What this task involves:
Locate and copy each line in the data that contains the word "flows".

Interface dataset entries:
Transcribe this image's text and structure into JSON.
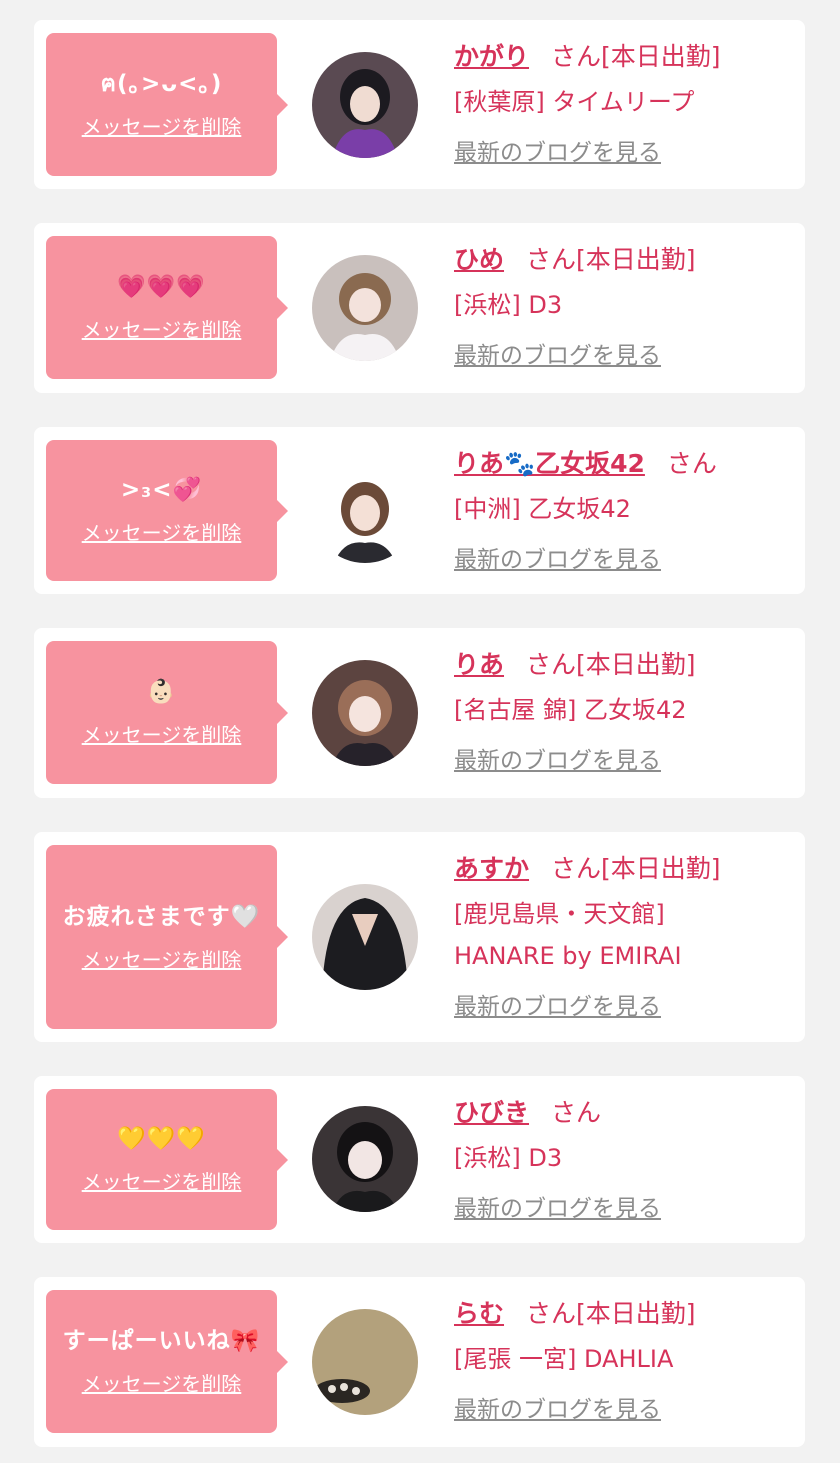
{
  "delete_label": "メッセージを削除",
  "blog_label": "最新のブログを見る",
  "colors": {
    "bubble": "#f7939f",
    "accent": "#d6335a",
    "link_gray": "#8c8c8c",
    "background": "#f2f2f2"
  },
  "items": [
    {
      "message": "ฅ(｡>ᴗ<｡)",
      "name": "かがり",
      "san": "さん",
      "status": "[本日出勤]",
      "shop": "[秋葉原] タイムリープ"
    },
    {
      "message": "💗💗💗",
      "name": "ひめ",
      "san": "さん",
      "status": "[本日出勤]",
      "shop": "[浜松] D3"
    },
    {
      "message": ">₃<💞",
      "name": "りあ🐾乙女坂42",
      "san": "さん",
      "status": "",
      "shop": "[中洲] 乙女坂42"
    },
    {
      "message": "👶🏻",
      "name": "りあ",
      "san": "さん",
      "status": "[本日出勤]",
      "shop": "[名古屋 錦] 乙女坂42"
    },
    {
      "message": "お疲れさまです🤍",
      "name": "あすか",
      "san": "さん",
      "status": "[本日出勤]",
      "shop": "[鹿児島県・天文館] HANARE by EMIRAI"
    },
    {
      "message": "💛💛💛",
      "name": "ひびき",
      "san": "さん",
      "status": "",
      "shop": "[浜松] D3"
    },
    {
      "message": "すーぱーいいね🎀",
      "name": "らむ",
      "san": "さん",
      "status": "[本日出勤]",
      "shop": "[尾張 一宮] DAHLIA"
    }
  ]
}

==

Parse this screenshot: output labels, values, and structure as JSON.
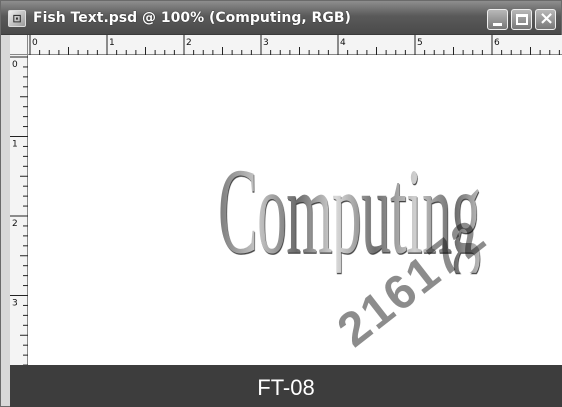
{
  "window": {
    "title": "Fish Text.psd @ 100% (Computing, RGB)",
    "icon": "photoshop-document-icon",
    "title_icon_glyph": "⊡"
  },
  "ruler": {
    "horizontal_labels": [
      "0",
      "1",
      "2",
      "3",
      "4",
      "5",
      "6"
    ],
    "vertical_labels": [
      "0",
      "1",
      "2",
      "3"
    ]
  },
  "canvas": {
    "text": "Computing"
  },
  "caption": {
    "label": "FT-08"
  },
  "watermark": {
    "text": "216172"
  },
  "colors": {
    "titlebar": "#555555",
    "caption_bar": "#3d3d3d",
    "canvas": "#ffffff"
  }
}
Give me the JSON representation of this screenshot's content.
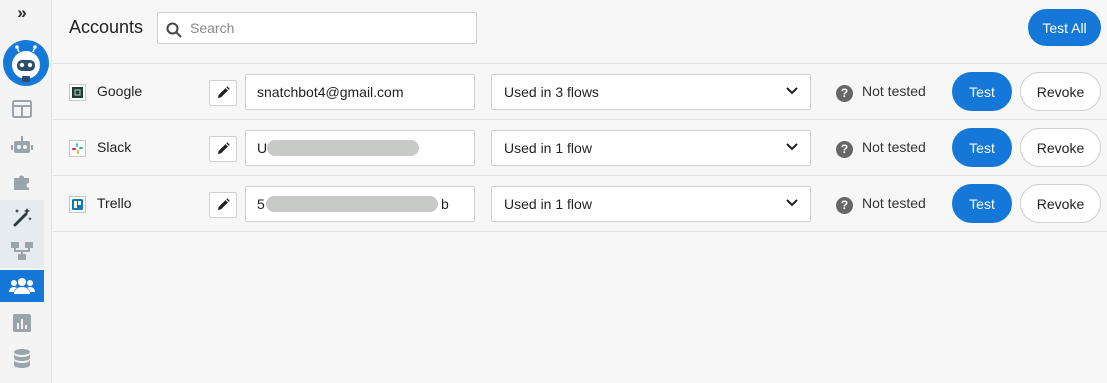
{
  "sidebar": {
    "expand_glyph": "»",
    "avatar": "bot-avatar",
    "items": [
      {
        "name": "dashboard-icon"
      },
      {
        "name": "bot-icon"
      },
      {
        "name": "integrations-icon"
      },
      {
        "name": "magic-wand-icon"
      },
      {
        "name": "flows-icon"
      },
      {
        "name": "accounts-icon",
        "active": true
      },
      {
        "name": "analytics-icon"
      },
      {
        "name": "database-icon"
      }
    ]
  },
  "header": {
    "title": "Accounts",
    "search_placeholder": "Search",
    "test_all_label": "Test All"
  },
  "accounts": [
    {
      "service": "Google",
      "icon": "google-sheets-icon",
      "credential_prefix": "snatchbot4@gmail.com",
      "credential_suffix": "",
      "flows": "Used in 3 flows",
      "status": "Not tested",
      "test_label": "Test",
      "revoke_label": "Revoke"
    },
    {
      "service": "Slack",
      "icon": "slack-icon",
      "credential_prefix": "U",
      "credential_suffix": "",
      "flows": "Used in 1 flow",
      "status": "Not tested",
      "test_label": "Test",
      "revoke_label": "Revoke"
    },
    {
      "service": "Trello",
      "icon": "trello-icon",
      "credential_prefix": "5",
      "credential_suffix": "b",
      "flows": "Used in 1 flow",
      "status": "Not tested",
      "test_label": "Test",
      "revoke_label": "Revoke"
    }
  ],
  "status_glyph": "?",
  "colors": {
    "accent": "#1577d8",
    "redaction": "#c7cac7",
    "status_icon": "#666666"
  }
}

Answer to this task:
        "name": "flows-icon"
      "flows": "Used in 3 flows",
      "flows": "Used in 1 flow",
      "flows": "Used in 1 flow",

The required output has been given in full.